Revision as of 13:04, 25 February 2014

This article explains how to share the internet connection from one machine to other(s).

Requirements

  • The machine acting as server should have an additional network device.
  • That network device should be connected to the machines that are going to receive internet access. They can be one or more machines. To be able to share internet to several machines a switch is required. If you are sharing to only one machine, a crossover cable is sufficient.
Note: If one of the two computers has a gigabit ethernet card, a crossover cable is not necessary and a regular ethernet cable should be enough

Configuration

This section assumes, that the network device connected to the client computer(s) is named net0 and the network device connected to the internet as internet0.

Tip: You can rename your devices to this scheme using Udev#Setting static device names.

Static IP address

Assign an static IPv4 address to the interface connected to the other machines. The first 3 bytes of this address cannot be exactly the same as those of another interface.

# ip link set up dev net0
# ip addr add 139.96.30.100/24 dev net0 # arbitrary address

To have your static ip assigned at boot, you can use netctl.

Enable packet forwarding

Check the current packet forwarding settings;

# sysctl -a | grep forward

Enter this command to temporarily enable packet forwarding:

# sysctl net.ipv4.ip_forward=1

Edit /etc/sysctl.d/30-ipforward.conf to make the previous change persistent after a reboot.

/etc/sysctl.d/30-ipforward.conf
net.ipv4.ip_forward=1
net.ipv6.conf.default.forwarding=1
net.ipv6.conf.all.forwarding=1

Enable NAT

Install the package iptables from the official repositories. Use iptables to enable NAT:

# iptables -t nat -A POSTROUTING -o internet0 -j MASQUERADE
# iptables -A FORWARD -i net0 -o internet0 -j ACCEPT
# iptables -A FORWARD -m conntrack --ctstate RELATED,ESTABLISHED -j ACCEPT
Note: Of course, this also works with a mobile broadband connection (usually called ppp0 on PC1).

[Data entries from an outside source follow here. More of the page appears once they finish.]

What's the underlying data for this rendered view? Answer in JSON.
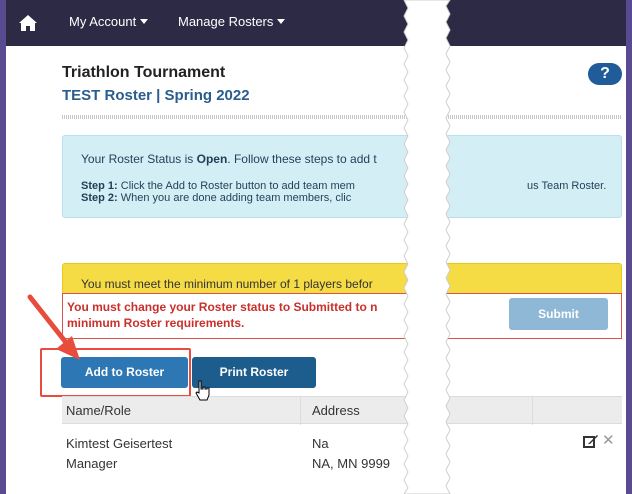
{
  "navbar": {
    "menu": [
      {
        "label": "My Account"
      },
      {
        "label": "Manage Rosters"
      }
    ],
    "colors": {
      "background": "#2c2a44"
    }
  },
  "header": {
    "title": "Triathlon Tournament",
    "subtitle": "TEST Roster | Spring 2022",
    "help_label": "?"
  },
  "info": {
    "line1_prefix": "Your Roster Status is ",
    "status": "Open",
    "line1_suffix": ". Follow these steps to add t",
    "step1_label": "Step 1:",
    "step1_text": " Click the Add to Roster button to add team mem",
    "step1_right": "us Team Roster.",
    "step2_label": "Step 2:",
    "step2_text": " When you are done adding team members, clic"
  },
  "warning": {
    "text": "You must meet the minimum number of 1 players befor"
  },
  "error": {
    "line1": "You must change your Roster status to Submitted to n",
    "line2": "minimum Roster requirements."
  },
  "buttons": {
    "submit": "Submit",
    "add_to_roster": "Add to Roster",
    "print_roster": "Print Roster"
  },
  "table": {
    "headers": [
      "Name/Role",
      "Address"
    ],
    "rows": [
      {
        "name": "Kimtest Geisertest",
        "role": "Manager",
        "address1": "Na",
        "address2": "NA, MN 9999"
      }
    ]
  },
  "icons": {
    "home": "home-icon",
    "edit": "edit-icon",
    "delete": "close-icon",
    "cursor": "hand-cursor-icon",
    "arrow": "red-arrow-annotation"
  },
  "colors": {
    "accent": "#2d77b4",
    "info_bg": "#d4eef6",
    "warning_bg": "#f5dc45",
    "error": "#d9534f",
    "annotation": "#e74c3c"
  }
}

Read the iptables article for more information (especially saving the rule and applying it automatically on boot). There is also an excellent guide on iptables Simple stateful firewall.

Assigning ip addresses to the client pc(s)

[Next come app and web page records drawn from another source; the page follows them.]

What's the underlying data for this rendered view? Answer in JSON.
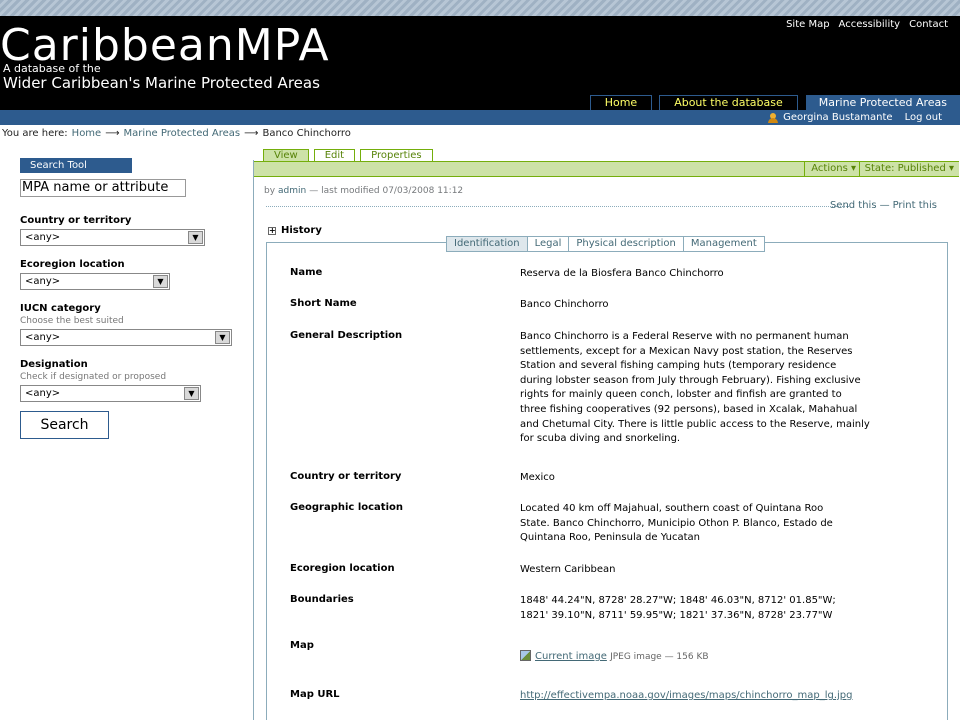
{
  "header": {
    "logo": "CaribbeanMPA",
    "tagline1": "A database of the",
    "tagline2": "Wider Caribbean's Marine Protected Areas",
    "site_actions": [
      "Site Map",
      "Accessibility",
      "Contact"
    ]
  },
  "global_nav": [
    {
      "label": "Home",
      "selected": false
    },
    {
      "label": "About the database",
      "selected": false
    },
    {
      "label": "Marine Protected Areas",
      "selected": true
    }
  ],
  "personal_bar": {
    "user": "Georgina Bustamante",
    "logout": "Log out"
  },
  "breadcrumbs": {
    "prefix": "You are here:",
    "items": [
      "Home",
      "Marine Protected Areas",
      "Banco Chinchorro"
    ],
    "separator": "⟶"
  },
  "search_portlet": {
    "title": "Search Tool",
    "searchable_value": "MPA name or attribute",
    "country_label": "Country or territory",
    "country_value": "<any>",
    "ecoregion_label": "Ecoregion location",
    "ecoregion_value": "<any>",
    "iucn_label": "IUCN category",
    "iucn_help": "Choose the best suited",
    "iucn_value": "<any>",
    "designation_label": "Designation",
    "designation_help": "Check if designated or proposed",
    "designation_value": "<any>",
    "search_button": "Search"
  },
  "content_tabs": [
    {
      "label": "View",
      "selected": true
    },
    {
      "label": "Edit",
      "selected": false
    },
    {
      "label": "Properties",
      "selected": false
    }
  ],
  "content_bar": {
    "actions": "Actions ▾",
    "state": "State: Published ▾"
  },
  "byline": {
    "by": "by",
    "author": "admin",
    "modified": "— last modified 07/03/2008 11:12"
  },
  "document_actions": {
    "send": "Send this",
    "sep": "—",
    "print": "Print this"
  },
  "history": {
    "label": "History"
  },
  "field_tabs": [
    {
      "label": "Identification",
      "selected": true
    },
    {
      "label": "Legal",
      "selected": false
    },
    {
      "label": "Physical description",
      "selected": false
    },
    {
      "label": "Management",
      "selected": false
    }
  ],
  "fields": {
    "name": {
      "label": "Name",
      "value": "Reserva de la Biosfera Banco Chinchorro"
    },
    "short_name": {
      "label": "Short Name",
      "value": "Banco Chinchorro"
    },
    "description": {
      "label": "General Description",
      "value": "Banco Chinchorro is a Federal Reserve with no permanent human settlements, except for a Mexican Navy post station, the Reserves Station  and several fishing camping huts (temporary residence during lobster season from July through February). Fishing exclusive rights for mainly queen conch, lobster and finfish are granted to three fishing cooperatives (92 persons), based in Xcalak, Mahahual and Chetumal City. There is little public access to the Reserve, mainly for scuba diving and snorkeling."
    },
    "country": {
      "label": "Country or territory",
      "value": "Mexico"
    },
    "geographic": {
      "label": "Geographic location",
      "value": "Located 40 km off Majahual, southern coast of Quintana Roo State. Banco Chinchorro, Municipio Othon P. Blanco, Estado de Quintana Roo, Peninsula de Yucatan"
    },
    "ecoregion": {
      "label": "Ecoregion location",
      "value": "Western Caribbean"
    },
    "boundaries": {
      "label": "Boundaries",
      "value": "1848' 44.24\"N, 8728' 28.27\"W; 1848' 46.03\"N, 8712' 01.85\"W; 1821' 39.10\"N, 8711' 59.95\"W; 1821' 37.36\"N, 8728' 23.77\"W"
    },
    "map": {
      "label": "Map",
      "link": "Current image",
      "mime": "JPEG image — 156 KB"
    },
    "map_url": {
      "label": "Map URL",
      "value": "http://effectivempa.noaa.gov/images/maps/chinchorro_map_lg.jpg"
    }
  }
}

If you are planning to regularly have several machines using the internet shared by this machine, then is a good idea to install a dhcp server.

You can read the dhcpd wiki article, to add a dhcp server. Then, install the dhcpcd client on every client pc.

If you are not planing to use this setup regularly, you can manually add an ip to each client instead.

Manually adding an ip

Instead of using dhcp, on each client pc, add an ip address and the default route:

# ip addr add 139.96.30.120/24 dev eth0
# ip link set up dev eth0
# ip route add default via 139.96.30.100 dev eth0

Configure a DNS server for each client, see resolv.conf for details.

That's it. The client PC should now have Internet.

Troubleshooting

If you are able to connect the two PCs but cannot send data (for example, if the client PC makes a DHCP request to the server PC, the server PC receives the request and offers an IP to the client, but the client does not accept it, timing out instead), check that you don't have other Iptables rules interfering.

See also